I have no idea how July 31st became "Uncommon Musical Instrument Day". However, I am happy it did because it gives me an excuse to talk about a few of my favorite things...
This year I shared some info and gave some musical examples of the music box and mbira. I've also included last years video which focuses on the tenori-on and harp. Both videos have one automated instrument and one non-automated instrument. Over the last few years I have become fascinated with automating/sequencing/programming music as a way to learn and better understand musical concepts, as well as organize, compose, and communicate your own musical ideas. Check out 2020 and 2019 below:
New episode alert! A lot of thought and work over the last few weeks has gone into writing, planning, filming and editing this video. If you are interested in learning about what a melody is, or want to refresh your understanding I recommend checking it out. (Hint: this video will take you beyond the dictionary definition)
Chrome Music Lab is a FREE website that allows you to write music and easily save and share your creations. It is available to ANYONE with a web browser. No fancy apps or things to download. Because of its accessibility and ability to understand and explore fundamental musical concepts I have decided to focus my energy to develop a comprehensive tutorial series.
What is a melody? This video will compare and contrast important musical concepts, bringing the definition of melody into focus. It will also give a practical understanding the basic elements that make up a melody, as well as how to write a melody over a chord progression. Whether you are a musician or not, this video will give you a new appreciation for what a melody is, and it is my hope that it not only teaches you something new, but inspires you to create something new.
Rhythm is about bringing music to life, the technical side is important, the math side, but it is the human element that brings meaning to rhythm, and is an important part to animating the music, bringing it to life so that you don't have to tell people to tap their foot, they do it on their own because you have struck a chord within them. Rhythm is intrinsic to life, we all have a pulse, a tempo, started by the downbeat of the heart. This brings blood to all our cells, and synchronizes all of our internal systems within ourselves and the outside world. We live by the rhythm of night and day, activity and rest. I'm always fascinated by how the principles of music are similar to the physical laws that govern life and the world we share. This video gives a short lesson on many different percussion instruments (tambourine, shaker, guitar, etc.) and relates the insights I have learned from playing them to how I think about and compose rhythms on Chrome Music Lab. Get on google, type in 'chrome music lab' and try this out for yourself. If you feel inspired, get a salt shaker or a put some dried rice or beans in an old can and tape it shut. Did you know I've been playing drums since I was a teenager, that it was my first instrument? People always ask me how I learned to play so many different instruments, the answer is that I start out treating each instrument like a rhythm instrument, no matter how complicated that instrument was, I just played one note at a time in rhythm. Over time, I add two notes, then 3, then with a little bit of understanding of how a chords work, I can start to make chords and so on. This is how I have learned every instrument, starting with just playing a simple rhythm on it.

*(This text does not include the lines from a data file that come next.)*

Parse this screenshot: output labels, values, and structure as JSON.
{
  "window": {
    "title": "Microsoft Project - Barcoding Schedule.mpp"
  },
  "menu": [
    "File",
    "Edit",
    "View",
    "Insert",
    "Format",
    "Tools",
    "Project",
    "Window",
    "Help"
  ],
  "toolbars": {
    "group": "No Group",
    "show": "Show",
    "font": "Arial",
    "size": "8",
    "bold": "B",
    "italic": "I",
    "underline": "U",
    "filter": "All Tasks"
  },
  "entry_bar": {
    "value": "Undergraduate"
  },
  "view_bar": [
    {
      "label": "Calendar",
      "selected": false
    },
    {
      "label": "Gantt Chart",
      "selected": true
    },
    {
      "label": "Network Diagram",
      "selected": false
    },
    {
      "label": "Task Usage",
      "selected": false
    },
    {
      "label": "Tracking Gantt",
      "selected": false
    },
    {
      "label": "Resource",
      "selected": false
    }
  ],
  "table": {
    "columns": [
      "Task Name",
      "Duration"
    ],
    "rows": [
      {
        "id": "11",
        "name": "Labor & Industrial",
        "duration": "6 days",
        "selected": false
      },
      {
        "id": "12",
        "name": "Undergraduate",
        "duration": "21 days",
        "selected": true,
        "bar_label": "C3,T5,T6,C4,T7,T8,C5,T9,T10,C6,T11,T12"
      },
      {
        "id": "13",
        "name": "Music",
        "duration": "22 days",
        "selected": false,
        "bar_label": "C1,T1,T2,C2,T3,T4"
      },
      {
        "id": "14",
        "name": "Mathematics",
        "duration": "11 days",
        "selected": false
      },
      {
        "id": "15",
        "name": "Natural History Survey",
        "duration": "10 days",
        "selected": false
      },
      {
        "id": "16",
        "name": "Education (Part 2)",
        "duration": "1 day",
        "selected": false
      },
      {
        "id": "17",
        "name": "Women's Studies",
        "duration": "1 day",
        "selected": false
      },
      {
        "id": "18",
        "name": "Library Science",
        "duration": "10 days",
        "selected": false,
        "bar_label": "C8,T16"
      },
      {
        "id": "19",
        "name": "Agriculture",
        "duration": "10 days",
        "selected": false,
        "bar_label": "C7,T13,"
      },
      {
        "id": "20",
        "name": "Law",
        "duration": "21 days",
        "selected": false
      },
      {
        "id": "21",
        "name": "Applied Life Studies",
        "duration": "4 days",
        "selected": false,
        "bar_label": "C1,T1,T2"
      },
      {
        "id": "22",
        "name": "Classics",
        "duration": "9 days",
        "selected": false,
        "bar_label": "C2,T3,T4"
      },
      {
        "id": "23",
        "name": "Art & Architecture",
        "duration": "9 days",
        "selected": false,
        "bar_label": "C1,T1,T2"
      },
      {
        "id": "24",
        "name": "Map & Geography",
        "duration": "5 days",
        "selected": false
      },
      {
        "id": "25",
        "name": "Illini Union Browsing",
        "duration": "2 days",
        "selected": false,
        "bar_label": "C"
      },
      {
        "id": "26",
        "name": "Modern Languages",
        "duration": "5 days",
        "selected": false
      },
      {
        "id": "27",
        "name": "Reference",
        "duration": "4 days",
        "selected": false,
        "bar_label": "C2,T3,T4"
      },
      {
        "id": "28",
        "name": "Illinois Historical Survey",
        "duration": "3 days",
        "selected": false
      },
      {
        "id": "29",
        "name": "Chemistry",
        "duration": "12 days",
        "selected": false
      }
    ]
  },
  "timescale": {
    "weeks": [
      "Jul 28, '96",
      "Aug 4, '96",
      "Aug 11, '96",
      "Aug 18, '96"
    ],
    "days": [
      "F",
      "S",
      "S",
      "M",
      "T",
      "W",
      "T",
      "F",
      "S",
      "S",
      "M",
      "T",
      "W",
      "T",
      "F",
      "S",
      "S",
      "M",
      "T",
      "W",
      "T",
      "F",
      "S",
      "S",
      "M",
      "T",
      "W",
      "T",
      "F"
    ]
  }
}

A few weeks ago I sat down with Daniel Dovinh at my teaching studio in Ballard. He interviewed me about being an active musician and music educator. When I first started teaching in 2008, I had an idea of how music worked, and I knew how to play it, but I definitely did not know how to teach it. This podcast talks about how I became a teacher and some of the things I've learnt over the past 10 years.
Daniel has done a whole series with 10 other musicians over at intervalmusicpodcast.com/, I highly recommend it. He is on a mission to inspire people to believe a career in music is possible. Follow the link below to check out my interview:
Why do certain notes played in a certain way create a certain feeling, and how is it different when those same notes are played together by a machine versus an artist? Is it still music if performed by a machine? Some would say it is not music unless it is made by a human. At the same time, I’ve heard music programmed by a computer that makes me feel really deeply, whereas a person can play an instrument and be extremely talented, but lack any real emotional expression. So what is that intangible thing that makes it “music”? I believe this question should be at the core of every student’s musical quest.
Here is one musician's creative answer to some of the questions raised above: